There is no evidence of any upper memory manager in config.sys, so you are indeed stuck with just the base 640K memory.

Check your DOS image to see if there is a copy of HIMEM.SYS available.

Then add DEVICE=HIMEM.SYS as the first line of config.sys.

For the subsequent DEVICE entries, try DEVICEHIGH and watch for any load errors. Not all drivers will load high, but if they do, it releases some base memory for use by other files.

In AutoExec.bat, stick a REM in front of the line which loads the mouse driver, to stop the mouse driver loading. This also releases some memory and you can still drive Ghost using the keyboard rather than the mouse.  You can also try loading the mouse driver high which preserves the driver without using base memory.

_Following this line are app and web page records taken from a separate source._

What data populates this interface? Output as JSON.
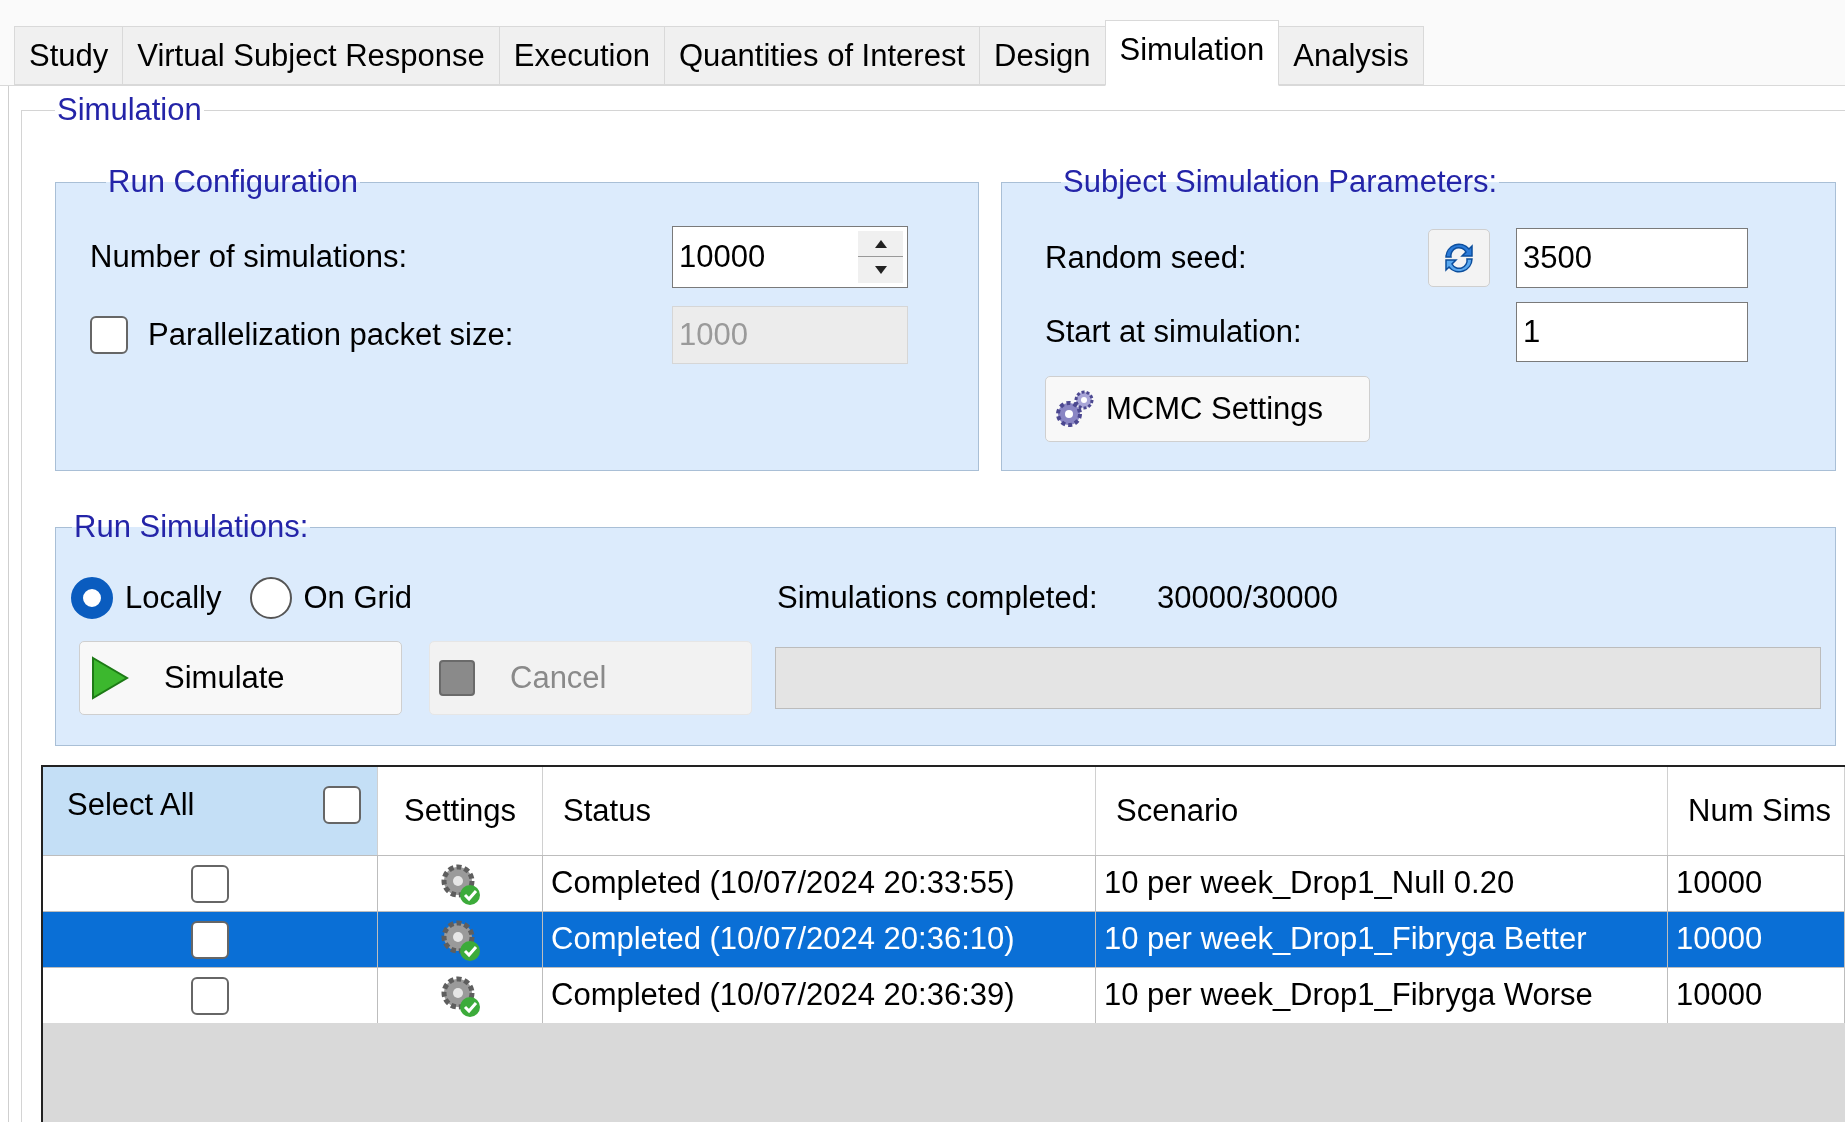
{
  "tabs": [
    {
      "label": "Study",
      "selected": false
    },
    {
      "label": "Virtual Subject Response",
      "selected": false
    },
    {
      "label": "Execution",
      "selected": false
    },
    {
      "label": "Quantities of Interest",
      "selected": false
    },
    {
      "label": "Design",
      "selected": false
    },
    {
      "label": "Simulation",
      "selected": true
    },
    {
      "label": "Analysis",
      "selected": false
    }
  ],
  "group_title": "Simulation",
  "run_configuration": {
    "title": "Run Configuration",
    "number_of_simulations": {
      "label": "Number of simulations:",
      "value": "10000"
    },
    "parallelization": {
      "label": "Parallelization packet size:",
      "checked": false,
      "value": "1000",
      "disabled": true
    }
  },
  "subject_simulation_parameters": {
    "title": "Subject Simulation Parameters:",
    "random_seed": {
      "label": "Random seed:",
      "value": "3500"
    },
    "start_at_simulation": {
      "label": "Start at simulation:",
      "value": "1"
    },
    "mcmc_button": "MCMC Settings"
  },
  "run_simulations": {
    "title": "Run Simulations:",
    "modes": [
      {
        "label": "Locally",
        "selected": true
      },
      {
        "label": "On Grid",
        "selected": false
      }
    ],
    "completed_label": "Simulations completed:",
    "completed_value": "30000/30000",
    "progress": {
      "level": 0
    },
    "buttons": [
      {
        "kind": "simulate",
        "label": "Simulate",
        "disabled": false
      },
      {
        "kind": "cancel",
        "label": "Cancel",
        "disabled": true
      }
    ]
  },
  "table": {
    "select_all": {
      "label": "Select All",
      "checked": false
    },
    "columns": [
      "Settings",
      "Status",
      "Scenario",
      "Num Sims"
    ],
    "rows": [
      {
        "checked": false,
        "selected": false,
        "status": "Completed (10/07/2024 20:33:55)",
        "scenario": "10 per week_Drop1_Null 0.20",
        "num_sims": "10000"
      },
      {
        "checked": false,
        "selected": true,
        "status": "Completed (10/07/2024 20:36:10)",
        "scenario": "10 per week_Drop1_Fibryga Better",
        "num_sims": "10000"
      },
      {
        "checked": false,
        "selected": false,
        "status": "Completed (10/07/2024 20:36:39)",
        "scenario": "10 per week_Drop1_Fibryga Worse",
        "num_sims": "10000"
      }
    ]
  }
}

To load the mouse driver high, try if exist MOUSE.COM LH MOUSE.COM

Again, if the mouse driver will not load high, remove the LH

You can stick a LH in front of the netbind line, so it looks like LH \net\

If netbind does not load high, then remove the LH.

Yes, it does involve some trial and error, but it is usually possible to free up enough base memory to get the DOS stack working again.

Moving to WinPE as the boot environment gets around all these memory issues that you get with DOS and also provides a mechanism for using windows drivers to support modern hardware which DOS is increasingly unsuitable for. 

Make sure you have run LiveUpdate so that your Ghost version is at

If your issue has been solved, please use the "Mark as Solution" link on the most relevant thread.